> TASK DESCRIPTION: Each line of the records has to be copied exactly, though the pictures must be left out.

Website and app data records:
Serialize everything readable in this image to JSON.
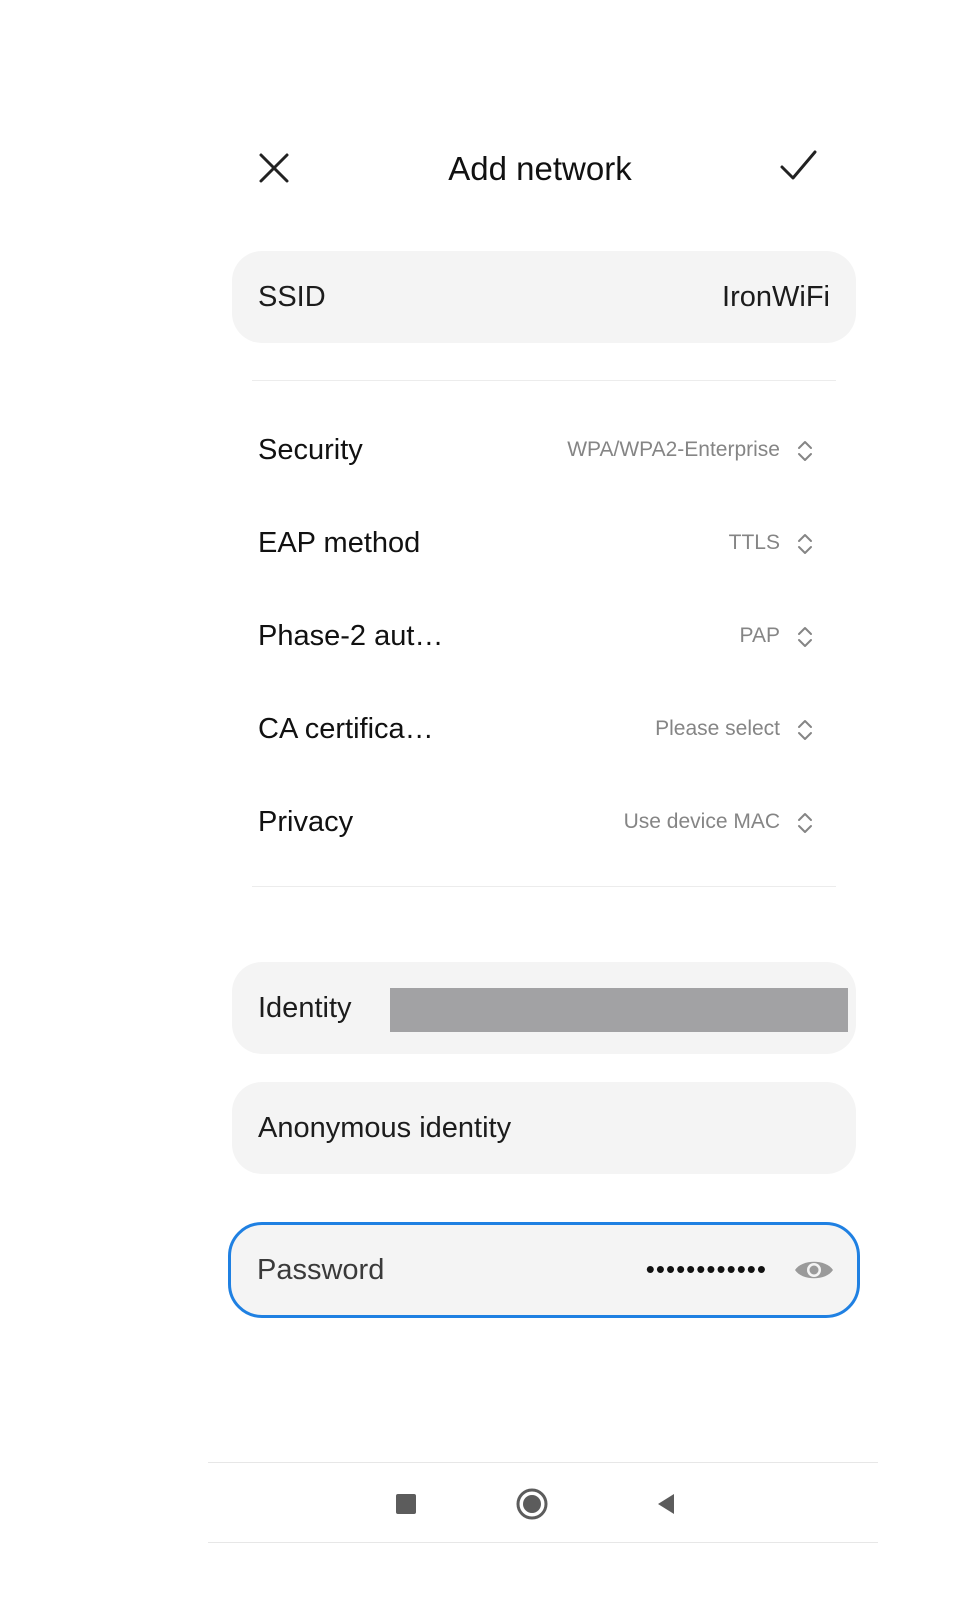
{
  "header": {
    "title": "Add network",
    "close_icon": "close-icon",
    "confirm_icon": "check-icon"
  },
  "ssid": {
    "label": "SSID",
    "value": "IronWiFi"
  },
  "settings": [
    {
      "label": "Security",
      "value": "WPA/WPA2-Enterprise"
    },
    {
      "label": "EAP method",
      "value": "TTLS"
    },
    {
      "label": "Phase-2 aut…",
      "value": "PAP"
    },
    {
      "label": "CA certifica…",
      "value": "Please select"
    },
    {
      "label": "Privacy",
      "value": "Use device MAC"
    }
  ],
  "identity": {
    "label": "Identity"
  },
  "anonymous_identity": {
    "label": "Anonymous identity"
  },
  "password": {
    "label": "Password",
    "masked_value": "••••••••••••",
    "visibility_icon": "eye-icon"
  },
  "nav": {
    "recents_icon": "square-icon",
    "home_icon": "circle-icon",
    "back_icon": "triangle-back-icon"
  },
  "colors": {
    "accent": "#1f80e2",
    "field_bg": "#f4f4f4",
    "secondary_text": "#858585",
    "redaction": "#a2a2a4"
  }
}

> ANSWER:
Serialize everything readable in this image to JSON.
{
  "header": {
    "title": "Add network",
    "close_icon": "close-icon",
    "confirm_icon": "check-icon"
  },
  "ssid": {
    "label": "SSID",
    "value": "IronWiFi"
  },
  "settings": [
    {
      "label": "Security",
      "value": "WPA/WPA2-Enterprise"
    },
    {
      "label": "EAP method",
      "value": "TTLS"
    },
    {
      "label": "Phase-2 aut…",
      "value": "PAP"
    },
    {
      "label": "CA certifica…",
      "value": "Please select"
    },
    {
      "label": "Privacy",
      "value": "Use device MAC"
    }
  ],
  "identity": {
    "label": "Identity"
  },
  "anonymous_identity": {
    "label": "Anonymous identity"
  },
  "password": {
    "label": "Password",
    "masked_value": "••••••••••••",
    "visibility_icon": "eye-icon"
  },
  "nav": {
    "recents_icon": "square-icon",
    "home_icon": "circle-icon",
    "back_icon": "triangle-back-icon"
  },
  "colors": {
    "accent": "#1f80e2",
    "field_bg": "#f4f4f4",
    "secondary_text": "#858585",
    "redaction": "#a2a2a4"
  }
}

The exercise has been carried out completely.